**Your objective**.
Find the lines holding the string "Alterar" in the data, then copy all of them.

**Input data**.
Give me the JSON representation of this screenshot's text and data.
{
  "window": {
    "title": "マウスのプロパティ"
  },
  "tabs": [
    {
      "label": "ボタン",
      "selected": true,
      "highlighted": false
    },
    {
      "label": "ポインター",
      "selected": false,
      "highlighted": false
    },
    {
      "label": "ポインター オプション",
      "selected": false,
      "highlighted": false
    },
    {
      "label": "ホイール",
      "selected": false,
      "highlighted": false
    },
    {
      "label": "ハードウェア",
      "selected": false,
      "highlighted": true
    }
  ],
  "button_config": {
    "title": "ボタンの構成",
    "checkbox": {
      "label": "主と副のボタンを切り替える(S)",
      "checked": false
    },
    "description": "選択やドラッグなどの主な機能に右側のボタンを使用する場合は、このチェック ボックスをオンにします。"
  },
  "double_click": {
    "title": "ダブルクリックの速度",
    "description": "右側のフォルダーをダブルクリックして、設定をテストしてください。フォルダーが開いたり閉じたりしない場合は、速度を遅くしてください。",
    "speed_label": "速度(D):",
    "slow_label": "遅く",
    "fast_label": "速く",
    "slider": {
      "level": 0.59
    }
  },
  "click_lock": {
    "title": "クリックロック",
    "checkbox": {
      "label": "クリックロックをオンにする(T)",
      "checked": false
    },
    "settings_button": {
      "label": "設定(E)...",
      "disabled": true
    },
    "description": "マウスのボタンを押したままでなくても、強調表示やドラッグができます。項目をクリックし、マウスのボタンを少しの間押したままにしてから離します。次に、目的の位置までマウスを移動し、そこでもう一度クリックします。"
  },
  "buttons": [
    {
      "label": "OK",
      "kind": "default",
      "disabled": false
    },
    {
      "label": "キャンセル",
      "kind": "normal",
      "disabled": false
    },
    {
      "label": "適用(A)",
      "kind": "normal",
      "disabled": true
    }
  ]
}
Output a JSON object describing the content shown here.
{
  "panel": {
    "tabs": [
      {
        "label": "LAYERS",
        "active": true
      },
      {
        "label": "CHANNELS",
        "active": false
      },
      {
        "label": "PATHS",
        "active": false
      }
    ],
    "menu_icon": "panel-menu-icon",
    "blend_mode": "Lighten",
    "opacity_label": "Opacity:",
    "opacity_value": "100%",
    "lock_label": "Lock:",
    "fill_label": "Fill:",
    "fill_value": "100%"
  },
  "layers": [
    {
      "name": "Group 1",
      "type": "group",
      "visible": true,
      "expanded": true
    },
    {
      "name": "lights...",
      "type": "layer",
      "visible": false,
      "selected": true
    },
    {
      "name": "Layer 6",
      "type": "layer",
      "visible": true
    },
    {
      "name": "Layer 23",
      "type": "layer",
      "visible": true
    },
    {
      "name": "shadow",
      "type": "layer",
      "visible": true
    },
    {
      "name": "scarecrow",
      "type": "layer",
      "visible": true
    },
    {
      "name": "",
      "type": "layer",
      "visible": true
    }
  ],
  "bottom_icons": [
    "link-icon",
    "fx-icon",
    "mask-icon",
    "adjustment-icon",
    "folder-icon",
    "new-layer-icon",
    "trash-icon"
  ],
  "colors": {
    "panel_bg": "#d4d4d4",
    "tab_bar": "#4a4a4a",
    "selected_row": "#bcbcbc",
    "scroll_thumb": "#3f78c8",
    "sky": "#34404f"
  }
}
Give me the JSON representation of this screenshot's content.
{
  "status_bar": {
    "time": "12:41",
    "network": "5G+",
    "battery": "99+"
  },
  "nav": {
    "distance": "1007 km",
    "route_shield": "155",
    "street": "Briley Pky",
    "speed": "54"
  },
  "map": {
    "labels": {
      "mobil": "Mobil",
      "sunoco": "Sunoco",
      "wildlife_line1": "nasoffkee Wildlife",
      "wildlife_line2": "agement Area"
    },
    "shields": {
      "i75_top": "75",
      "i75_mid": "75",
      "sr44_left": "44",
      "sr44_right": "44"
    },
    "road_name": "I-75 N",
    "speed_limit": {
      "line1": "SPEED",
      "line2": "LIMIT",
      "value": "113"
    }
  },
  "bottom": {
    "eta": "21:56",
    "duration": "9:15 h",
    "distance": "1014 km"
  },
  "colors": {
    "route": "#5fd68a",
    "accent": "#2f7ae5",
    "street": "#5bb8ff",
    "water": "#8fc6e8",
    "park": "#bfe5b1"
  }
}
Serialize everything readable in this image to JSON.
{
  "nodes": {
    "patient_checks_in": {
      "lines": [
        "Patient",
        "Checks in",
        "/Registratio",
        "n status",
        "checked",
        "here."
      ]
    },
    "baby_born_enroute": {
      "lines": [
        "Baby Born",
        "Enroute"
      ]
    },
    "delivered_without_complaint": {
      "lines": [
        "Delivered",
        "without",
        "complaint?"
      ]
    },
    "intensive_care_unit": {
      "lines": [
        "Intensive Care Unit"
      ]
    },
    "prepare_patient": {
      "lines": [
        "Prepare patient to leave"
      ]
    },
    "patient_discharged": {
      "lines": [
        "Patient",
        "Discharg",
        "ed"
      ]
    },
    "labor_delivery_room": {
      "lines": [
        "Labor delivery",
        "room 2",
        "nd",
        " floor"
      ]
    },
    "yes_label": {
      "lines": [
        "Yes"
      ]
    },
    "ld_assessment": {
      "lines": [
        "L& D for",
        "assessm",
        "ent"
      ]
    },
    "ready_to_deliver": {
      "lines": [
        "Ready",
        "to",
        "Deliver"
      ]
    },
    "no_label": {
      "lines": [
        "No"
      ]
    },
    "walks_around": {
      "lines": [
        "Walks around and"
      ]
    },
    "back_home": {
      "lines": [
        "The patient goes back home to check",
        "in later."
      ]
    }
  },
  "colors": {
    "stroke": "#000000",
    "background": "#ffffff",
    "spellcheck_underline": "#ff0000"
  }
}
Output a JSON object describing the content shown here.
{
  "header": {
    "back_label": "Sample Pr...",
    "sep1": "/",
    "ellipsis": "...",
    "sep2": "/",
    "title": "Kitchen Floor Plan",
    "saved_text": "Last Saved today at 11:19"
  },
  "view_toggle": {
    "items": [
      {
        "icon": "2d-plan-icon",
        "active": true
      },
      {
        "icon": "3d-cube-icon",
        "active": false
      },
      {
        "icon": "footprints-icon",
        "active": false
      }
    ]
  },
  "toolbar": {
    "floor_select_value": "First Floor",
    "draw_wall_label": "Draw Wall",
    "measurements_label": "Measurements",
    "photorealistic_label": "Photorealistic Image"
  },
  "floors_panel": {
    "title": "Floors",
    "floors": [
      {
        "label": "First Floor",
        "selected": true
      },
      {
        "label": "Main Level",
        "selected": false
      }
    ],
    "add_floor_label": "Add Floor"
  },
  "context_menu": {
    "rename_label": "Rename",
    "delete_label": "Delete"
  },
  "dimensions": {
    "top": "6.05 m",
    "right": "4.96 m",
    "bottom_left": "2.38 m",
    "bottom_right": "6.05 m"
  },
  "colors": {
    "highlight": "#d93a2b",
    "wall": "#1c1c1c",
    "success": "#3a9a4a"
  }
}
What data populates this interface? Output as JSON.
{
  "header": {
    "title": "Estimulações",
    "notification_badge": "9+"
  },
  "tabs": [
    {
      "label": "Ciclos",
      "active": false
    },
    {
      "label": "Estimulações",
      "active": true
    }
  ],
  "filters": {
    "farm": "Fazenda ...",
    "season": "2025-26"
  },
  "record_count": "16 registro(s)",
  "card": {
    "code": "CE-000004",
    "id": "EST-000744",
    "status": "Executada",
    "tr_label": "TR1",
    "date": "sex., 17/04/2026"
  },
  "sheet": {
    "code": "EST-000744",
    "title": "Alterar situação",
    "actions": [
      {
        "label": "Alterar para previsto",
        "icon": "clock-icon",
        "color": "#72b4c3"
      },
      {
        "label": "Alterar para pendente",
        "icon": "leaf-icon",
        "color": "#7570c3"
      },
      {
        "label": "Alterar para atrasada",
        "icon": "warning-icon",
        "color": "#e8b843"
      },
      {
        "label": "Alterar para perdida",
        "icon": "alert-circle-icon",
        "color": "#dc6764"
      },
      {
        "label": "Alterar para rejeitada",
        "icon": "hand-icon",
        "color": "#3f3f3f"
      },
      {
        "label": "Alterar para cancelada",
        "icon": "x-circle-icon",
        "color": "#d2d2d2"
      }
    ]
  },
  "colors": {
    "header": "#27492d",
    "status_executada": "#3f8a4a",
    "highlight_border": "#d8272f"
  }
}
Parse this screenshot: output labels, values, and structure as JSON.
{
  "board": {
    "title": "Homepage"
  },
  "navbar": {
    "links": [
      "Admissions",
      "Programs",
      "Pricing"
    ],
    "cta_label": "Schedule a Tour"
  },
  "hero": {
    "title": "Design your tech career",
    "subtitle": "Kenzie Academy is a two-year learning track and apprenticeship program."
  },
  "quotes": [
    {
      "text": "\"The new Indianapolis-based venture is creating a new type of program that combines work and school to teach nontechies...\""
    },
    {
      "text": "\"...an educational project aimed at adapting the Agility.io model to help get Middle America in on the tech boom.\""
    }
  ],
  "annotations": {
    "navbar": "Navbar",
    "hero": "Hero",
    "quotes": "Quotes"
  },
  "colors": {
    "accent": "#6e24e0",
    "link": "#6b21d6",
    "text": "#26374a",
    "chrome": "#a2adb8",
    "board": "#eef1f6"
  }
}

**Solution for this task**.
    "title": "Alterar situação",
        "label": "Alterar para previsto",
        "label": "Alterar para pendente",
        "label": "Alterar para atrasada",
        "label": "Alterar para perdida",
        "label": "Alterar para rejeitada",
        "label": "Alterar para cancelada",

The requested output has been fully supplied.